» **ABOUT THIS EXERCISE**
Your answer must be every line of the data that contains "header".
**** RECORDS SUPPLIED ****
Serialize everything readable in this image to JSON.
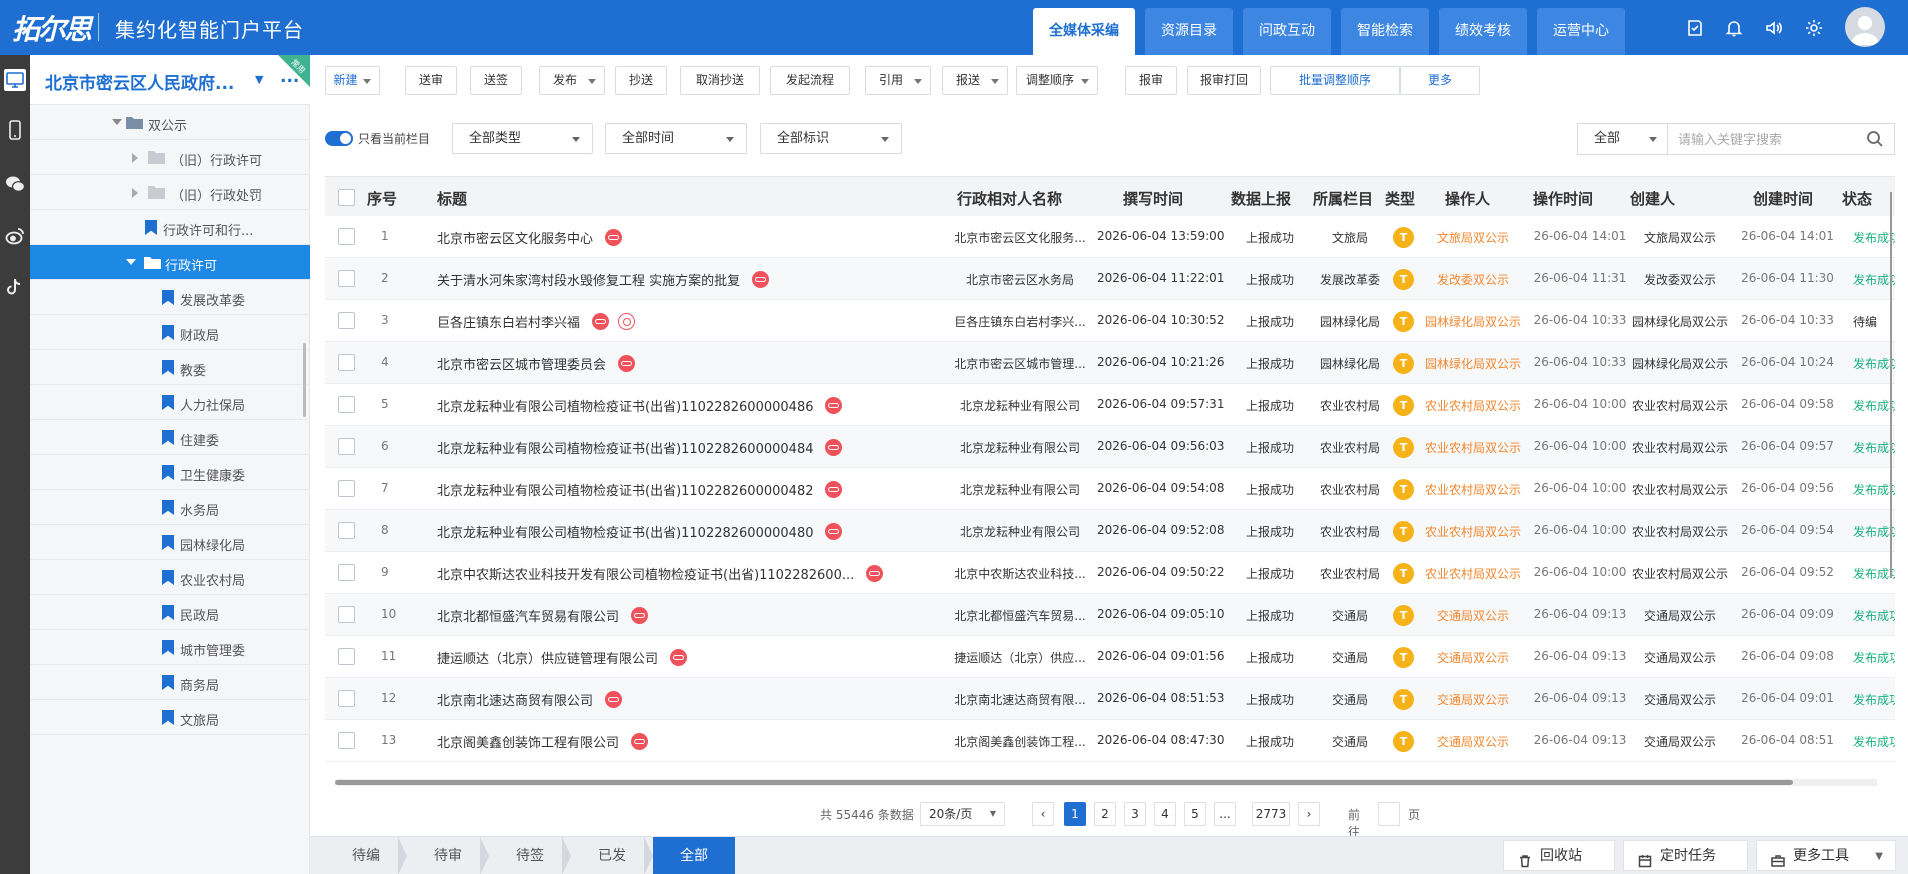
{
  "header": {
    "logo": "拓尔思",
    "platform": "集约化智能门户平台",
    "tabs": [
      {
        "label": "全媒体采编",
        "active": true
      },
      {
        "label": "资源目录",
        "active": false
      },
      {
        "label": "问政互动",
        "active": false
      },
      {
        "label": "智能检索",
        "active": false
      },
      {
        "label": "绩效考核",
        "active": false
      },
      {
        "label": "运营中心",
        "active": false
      }
    ],
    "icons": [
      "tasks-icon",
      "bell-icon",
      "speaker-icon",
      "gear-icon",
      "user-avatar"
    ]
  },
  "leftbar": {
    "icons": [
      "site-icon",
      "mobile-icon",
      "wechat-icon",
      "weibo-icon",
      "tiktok-icon"
    ]
  },
  "tree": {
    "site": "北京市密云区人民政府...",
    "more": "...",
    "new_tag": "常用",
    "nodes": [
      {
        "label": "双公示",
        "type": "folder-open",
        "indent": 1
      },
      {
        "label": "（旧）行政许可",
        "type": "folder",
        "indent": 2
      },
      {
        "label": "（旧）行政处罚",
        "type": "folder",
        "indent": 2
      },
      {
        "label": "行政许可和行...",
        "type": "bookmark",
        "indent": 1
      },
      {
        "label": "行政许可",
        "type": "folder-open",
        "indent": 1,
        "selected": true
      },
      {
        "label": "发展改革委",
        "type": "bookmark",
        "indent": 3
      },
      {
        "label": "财政局",
        "type": "bookmark",
        "indent": 3
      },
      {
        "label": "教委",
        "type": "bookmark",
        "indent": 3
      },
      {
        "label": "人力社保局",
        "type": "bookmark",
        "indent": 3
      },
      {
        "label": "住建委",
        "type": "bookmark",
        "indent": 3
      },
      {
        "label": "卫生健康委",
        "type": "bookmark",
        "indent": 3
      },
      {
        "label": "水务局",
        "type": "bookmark",
        "indent": 3
      },
      {
        "label": "园林绿化局",
        "type": "bookmark",
        "indent": 3
      },
      {
        "label": "农业农村局",
        "type": "bookmark",
        "indent": 3
      },
      {
        "label": "民政局",
        "type": "bookmark",
        "indent": 3
      },
      {
        "label": "城市管理委",
        "type": "bookmark",
        "indent": 3
      },
      {
        "label": "商务局",
        "type": "bookmark",
        "indent": 3
      },
      {
        "label": "文旅局",
        "type": "bookmark",
        "indent": 3
      }
    ]
  },
  "toolbar": {
    "buttons": [
      {
        "label": "新建",
        "dropdown": true,
        "blue": true
      },
      {
        "label": "送审"
      },
      {
        "label": "送签"
      },
      {
        "label": "发布",
        "dropdown": true
      },
      {
        "label": "抄送"
      },
      {
        "label": "取消抄送"
      },
      {
        "label": "发起流程"
      },
      {
        "label": "引用",
        "dropdown": true
      },
      {
        "label": "报送",
        "dropdown": true
      },
      {
        "label": "调整顺序",
        "dropdown": true
      },
      {
        "label": "报审"
      },
      {
        "label": "报审打回"
      },
      {
        "label": "批量调整顺序",
        "blue": true
      },
      {
        "label": "更多",
        "blue": true
      }
    ]
  },
  "filters": {
    "toggle_label": "只看当前栏目",
    "type": "全部类型",
    "time": "全部时间",
    "mark": "全部标识",
    "scope": "全部",
    "search_placeholder": "请输入关键字搜索"
  },
  "table": {
    "columns": [
      "序号",
      "标题",
      "行政相对人名称",
      "撰写时间",
      "数据上报",
      "所属栏目",
      "类型",
      "操作人",
      "操作时间",
      "创建人",
      "创建时间",
      "状态"
    ],
    "rows": [
      {
        "no": "1",
        "title": "北京市密云区文化服务中心",
        "icons": [
          "link"
        ],
        "party": "北京市密云区文化服务...",
        "written": "2026-06-04 13:59:00",
        "report": "上报成功",
        "column": "文旅局",
        "type": "T",
        "operator": "文旅局双公示",
        "optime": "26-06-04 14:01",
        "creator": "文旅局双公示",
        "ctime": "26-06-04 14:01",
        "status": "发布成功"
      },
      {
        "no": "2",
        "title": "关于清水河朱家湾村段水毁修复工程 实施方案的批复",
        "icons": [
          "link"
        ],
        "party": "北京市密云区水务局",
        "written": "2026-06-04 11:22:01",
        "report": "上报成功",
        "column": "发展改革委",
        "type": "T",
        "operator": "发改委双公示",
        "optime": "26-06-04 11:31",
        "creator": "发改委双公示",
        "ctime": "26-06-04 11:30",
        "status": "发布成功"
      },
      {
        "no": "3",
        "title": "巨各庄镇东白岩村李兴福",
        "icons": [
          "link",
          "weibo"
        ],
        "party": "巨各庄镇东白岩村李兴...",
        "written": "2026-06-04 10:30:52",
        "report": "上报成功",
        "column": "园林绿化局",
        "type": "T",
        "operator": "园林绿化局双公示",
        "optime": "26-06-04 10:33",
        "creator": "园林绿化局双公示",
        "ctime": "26-06-04 10:33",
        "status": "待编"
      },
      {
        "no": "4",
        "title": "北京市密云区城市管理委员会",
        "icons": [
          "link"
        ],
        "party": "北京市密云区城市管理...",
        "written": "2026-06-04 10:21:26",
        "report": "上报成功",
        "column": "园林绿化局",
        "type": "T",
        "operator": "园林绿化局双公示",
        "optime": "26-06-04 10:33",
        "creator": "园林绿化局双公示",
        "ctime": "26-06-04 10:24",
        "status": "发布成功"
      },
      {
        "no": "5",
        "title": "北京龙耘种业有限公司植物检疫证书(出省)1102282600000486",
        "icons": [
          "link"
        ],
        "party": "北京龙耘种业有限公司",
        "written": "2026-06-04 09:57:31",
        "report": "上报成功",
        "column": "农业农村局",
        "type": "T",
        "operator": "农业农村局双公示",
        "optime": "26-06-04 10:00",
        "creator": "农业农村局双公示",
        "ctime": "26-06-04 09:58",
        "status": "发布成功"
      },
      {
        "no": "6",
        "title": "北京龙耘种业有限公司植物检疫证书(出省)1102282600000484",
        "icons": [
          "link"
        ],
        "party": "北京龙耘种业有限公司",
        "written": "2026-06-04 09:56:03",
        "report": "上报成功",
        "column": "农业农村局",
        "type": "T",
        "operator": "农业农村局双公示",
        "optime": "26-06-04 10:00",
        "creator": "农业农村局双公示",
        "ctime": "26-06-04 09:57",
        "status": "发布成功"
      },
      {
        "no": "7",
        "title": "北京龙耘种业有限公司植物检疫证书(出省)1102282600000482",
        "icons": [
          "link"
        ],
        "party": "北京龙耘种业有限公司",
        "written": "2026-06-04 09:54:08",
        "report": "上报成功",
        "column": "农业农村局",
        "type": "T",
        "operator": "农业农村局双公示",
        "optime": "26-06-04 10:00",
        "creator": "农业农村局双公示",
        "ctime": "26-06-04 09:56",
        "status": "发布成功"
      },
      {
        "no": "8",
        "title": "北京龙耘种业有限公司植物检疫证书(出省)1102282600000480",
        "icons": [
          "link"
        ],
        "party": "北京龙耘种业有限公司",
        "written": "2026-06-04 09:52:08",
        "report": "上报成功",
        "column": "农业农村局",
        "type": "T",
        "operator": "农业农村局双公示",
        "optime": "26-06-04 10:00",
        "creator": "农业农村局双公示",
        "ctime": "26-06-04 09:54",
        "status": "发布成功"
      },
      {
        "no": "9",
        "title": "北京中农斯达农业科技开发有限公司植物检疫证书(出省)1102282600...",
        "icons": [
          "link"
        ],
        "party": "北京中农斯达农业科技...",
        "written": "2026-06-04 09:50:22",
        "report": "上报成功",
        "column": "农业农村局",
        "type": "T",
        "operator": "农业农村局双公示",
        "optime": "26-06-04 10:00",
        "creator": "农业农村局双公示",
        "ctime": "26-06-04 09:52",
        "status": "发布成功"
      },
      {
        "no": "10",
        "title": "北京北都恒盛汽车贸易有限公司",
        "icons": [
          "link"
        ],
        "party": "北京北都恒盛汽车贸易...",
        "written": "2026-06-04 09:05:10",
        "report": "上报成功",
        "column": "交通局",
        "type": "T",
        "operator": "交通局双公示",
        "optime": "26-06-04 09:13",
        "creator": "交通局双公示",
        "ctime": "26-06-04 09:09",
        "status": "发布成功"
      },
      {
        "no": "11",
        "title": "捷运顺达（北京）供应链管理有限公司",
        "icons": [
          "link"
        ],
        "party": "捷运顺达（北京）供应...",
        "written": "2026-06-04 09:01:56",
        "report": "上报成功",
        "column": "交通局",
        "type": "T",
        "operator": "交通局双公示",
        "optime": "26-06-04 09:13",
        "creator": "交通局双公示",
        "ctime": "26-06-04 09:08",
        "status": "发布成功"
      },
      {
        "no": "12",
        "title": "北京南北速达商贸有限公司",
        "icons": [
          "link"
        ],
        "party": "北京南北速达商贸有限...",
        "written": "2026-06-04 08:51:53",
        "report": "上报成功",
        "column": "交通局",
        "type": "T",
        "operator": "交通局双公示",
        "optime": "26-06-04 09:13",
        "creator": "交通局双公示",
        "ctime": "26-06-04 09:01",
        "status": "发布成功"
      },
      {
        "no": "13",
        "title": "北京阁美鑫创装饰工程有限公司",
        "icons": [
          "link"
        ],
        "party": "北京阁美鑫创装饰工程...",
        "written": "2026-06-04 08:47:30",
        "report": "上报成功",
        "column": "交通局",
        "type": "T",
        "operator": "交通局双公示",
        "optime": "26-06-04 09:13",
        "creator": "交通局双公示",
        "ctime": "26-06-04 08:51",
        "status": "发布成功"
      }
    ]
  },
  "pagination": {
    "total_text": "共 55446 条数据",
    "page_size": "20条/页",
    "pages": [
      "1",
      "2",
      "3",
      "4",
      "5",
      "...",
      "2773"
    ],
    "current": "1",
    "goto_label": "前往",
    "page_unit": "页"
  },
  "bottom": {
    "tabs": [
      {
        "label": "待编",
        "active": false
      },
      {
        "label": "待审",
        "active": false
      },
      {
        "label": "待签",
        "active": false
      },
      {
        "label": "已发",
        "active": false
      },
      {
        "label": "全部",
        "active": true
      }
    ],
    "recycle": "回收站",
    "scheduled": "定时任务",
    "more_tools": "更多工具"
  },
  "colors": {
    "primary": "#1e6fd1",
    "orange": "#f2862d",
    "success": "#19b07e",
    "badge": "#f5b319",
    "link_icon": "#f0525c"
  }
}
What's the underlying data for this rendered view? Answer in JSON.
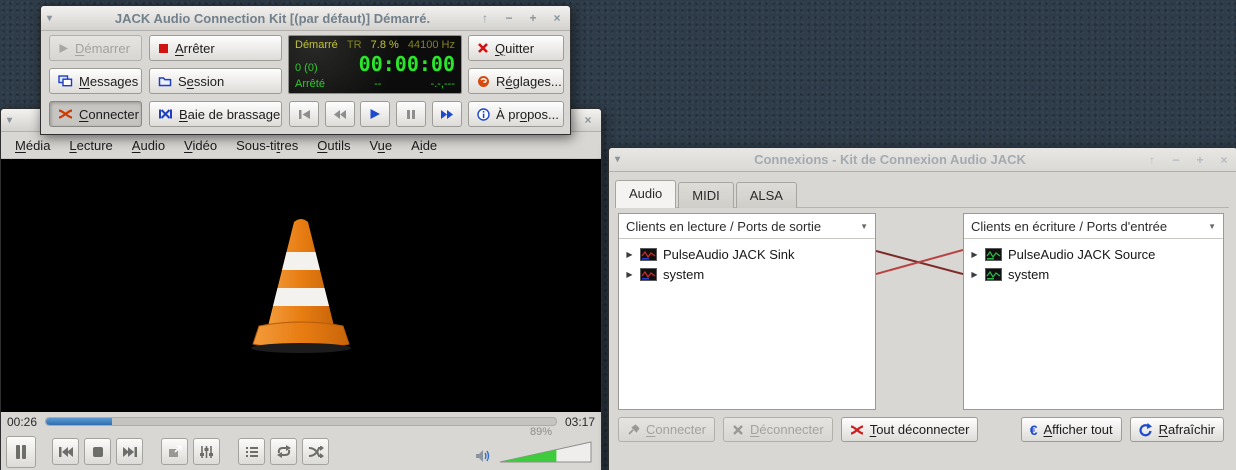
{
  "glyphs": {
    "dropdown": "▾",
    "shade": "↑",
    "min": "−",
    "max": "+",
    "close": "×",
    "sort": "▼",
    "expand": "▶",
    "euro": "€"
  },
  "jack": {
    "title": "JACK Audio Connection Kit [(par défaut)] Démarré.",
    "buttons": {
      "start": {
        "pre": "",
        "key": "D",
        "post": "émarrer"
      },
      "stop": {
        "pre": "",
        "key": "A",
        "post": "rrêter"
      },
      "messages": {
        "pre": "",
        "key": "M",
        "post": "essages"
      },
      "session": {
        "pre": "S",
        "key": "e",
        "post": "ssion"
      },
      "connect": {
        "pre": "",
        "key": "C",
        "post": "onnecter"
      },
      "patchbay": {
        "pre": "",
        "key": "B",
        "post": "aie de brassage"
      },
      "quit": {
        "pre": "",
        "key": "Q",
        "post": "uitter"
      },
      "settings": {
        "pre": "R",
        "key": "é",
        "post": "glages..."
      },
      "about": {
        "pre": "À pr",
        "key": "o",
        "post": "pos..."
      }
    },
    "display": {
      "status": "Démarré",
      "mode": "TR",
      "dsp": "7.8 %",
      "rate": "44100 Hz",
      "xruns": "0 (0)",
      "clock": "00:00:00",
      "transport": "Arrêté",
      "bbt": "--",
      "ttime": "-.-,---"
    },
    "colors": {
      "status_yellow": "#c2c23a",
      "dim_yellow": "#83831f",
      "green": "#2fca2f",
      "clock_green": "#2be52b"
    }
  },
  "vlc": {
    "menu": [
      {
        "pre": "",
        "key": "M",
        "post": "édia"
      },
      {
        "pre": "",
        "key": "L",
        "post": "ecture"
      },
      {
        "pre": "",
        "key": "A",
        "post": "udio"
      },
      {
        "pre": "",
        "key": "V",
        "post": "idéo"
      },
      {
        "pre": "Sous-ti",
        "key": "t",
        "post": "res"
      },
      {
        "pre": "",
        "key": "O",
        "post": "utils"
      },
      {
        "pre": "V",
        "key": "u",
        "post": "e"
      },
      {
        "pre": "A",
        "key": "i",
        "post": "de"
      }
    ],
    "elapsed": "00:26",
    "total": "03:17",
    "progress_pct": 13,
    "volume_label": "89%",
    "volume_fill_pct": 62,
    "accent_blue": "#3a7abf",
    "volume_green": "#3ecb3e"
  },
  "conn": {
    "title": "Connexions - Kit de Connexion Audio JACK",
    "tabs": [
      "Audio",
      "MIDI",
      "ALSA"
    ],
    "left_panel": {
      "header": "Clients en lecture / Ports de sortie",
      "items": [
        "PulseAudio JACK Sink",
        "system"
      ]
    },
    "right_panel": {
      "header": "Clients en écriture / Ports d'entrée",
      "items": [
        "PulseAudio JACK Source",
        "system"
      ]
    },
    "buttons": {
      "connect": {
        "pre": "",
        "key": "C",
        "post": "onnecter"
      },
      "disconnect": {
        "pre": "",
        "key": "D",
        "post": "éconnecter"
      },
      "disconnect_all": {
        "pre": "",
        "key": "T",
        "post": "out déconnecter"
      },
      "show_all": {
        "pre": "",
        "key": "A",
        "post": "fficher tout"
      },
      "refresh": {
        "pre": "",
        "key": "R",
        "post": "afraîchir"
      }
    },
    "line_color": "#a03434"
  }
}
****
» **RESPONSE**
  "header": {
      "header": "Clients en lecture / Ports de sortie",
      "header": "Clients en écriture / Ports d'entrée",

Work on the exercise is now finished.